Entries from a dataset of interfaces:
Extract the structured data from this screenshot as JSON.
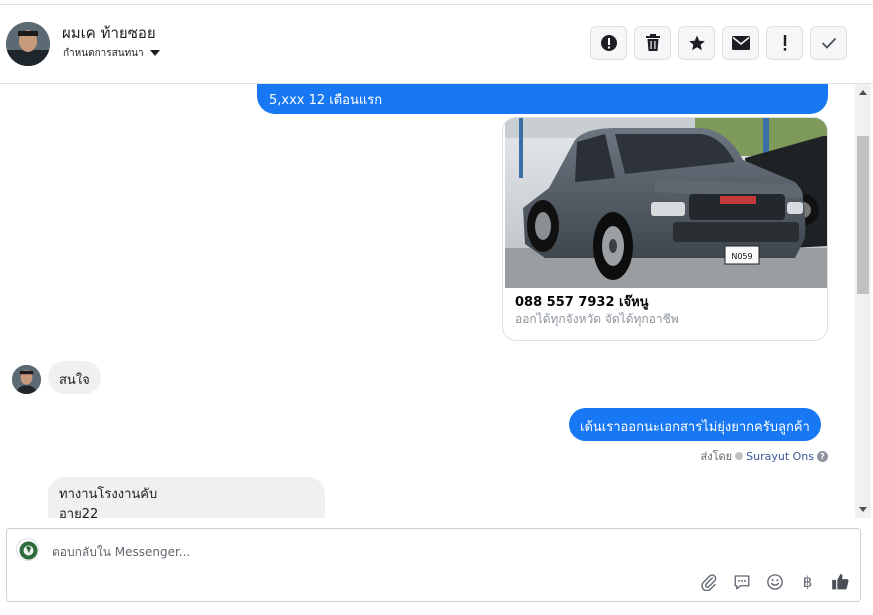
{
  "header": {
    "contact_name": "ผมเค ท้ายซอย",
    "assign_label": "กำหนดการสนทนา",
    "tools": [
      {
        "name": "spam-icon"
      },
      {
        "name": "trash-icon"
      },
      {
        "name": "star-icon"
      },
      {
        "name": "mail-icon"
      },
      {
        "name": "important-icon"
      },
      {
        "name": "check-icon"
      }
    ]
  },
  "messages": {
    "out_top": "5,xxx  12 เดือนแรก",
    "card": {
      "plate": "N059",
      "title": "088 557 7932 เจ๊หนู",
      "description": "ออกได้ทุกจังหวัด จัดได้ทุกอาชีพ"
    },
    "in_1": "สนใจ",
    "out_2": "เด้นเราออกนะเอกสารไม่ยุ่งยากครับลูกค้า",
    "sent_by_label": "ส่งโดย",
    "sent_by_name": "Surayut Ons",
    "in_2_line1": "ทางานโรงงานคับ",
    "in_2_line2": "อาย22"
  },
  "composer": {
    "placeholder": "ตอบกลับใน Messenger...",
    "baht_symbol": "฿",
    "icons": [
      "attachment-icon",
      "saved-reply-icon",
      "emoji-icon",
      "payment-icon",
      "like-icon"
    ]
  },
  "colors": {
    "messenger_blue": "#1877f2",
    "incoming_bubble": "#f0f0f0",
    "border": "#dddfe2"
  }
}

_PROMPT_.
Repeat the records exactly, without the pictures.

_FINISHED TASK_.
Extract the structured data from this screenshot as JSON.
{
  "header": {
    "contact_name": "ผมเค ท้ายซอย",
    "assign_label": "กำหนดการสนทนา",
    "tools": [
      {
        "name": "spam-icon"
      },
      {
        "name": "trash-icon"
      },
      {
        "name": "star-icon"
      },
      {
        "name": "mail-icon"
      },
      {
        "name": "important-icon"
      },
      {
        "name": "check-icon"
      }
    ]
  },
  "messages": {
    "out_top": "5,xxx  12 เดือนแรก",
    "card": {
      "plate": "N059",
      "title": "088 557 7932 เจ๊หนู",
      "description": "ออกได้ทุกจังหวัด จัดได้ทุกอาชีพ"
    },
    "in_1": "สนใจ",
    "out_2": "เด้นเราออกนะเอกสารไม่ยุ่งยากครับลูกค้า",
    "sent_by_label": "ส่งโดย",
    "sent_by_name": "Surayut Ons",
    "in_2_line1": "ทางานโรงงานคับ",
    "in_2_line2": "อาย22"
  },
  "composer": {
    "placeholder": "ตอบกลับใน Messenger...",
    "baht_symbol": "฿",
    "icons": [
      "attachment-icon",
      "saved-reply-icon",
      "emoji-icon",
      "payment-icon",
      "like-icon"
    ]
  },
  "colors": {
    "messenger_blue": "#1877f2",
    "incoming_bubble": "#f0f0f0",
    "border": "#dddfe2"
  }
}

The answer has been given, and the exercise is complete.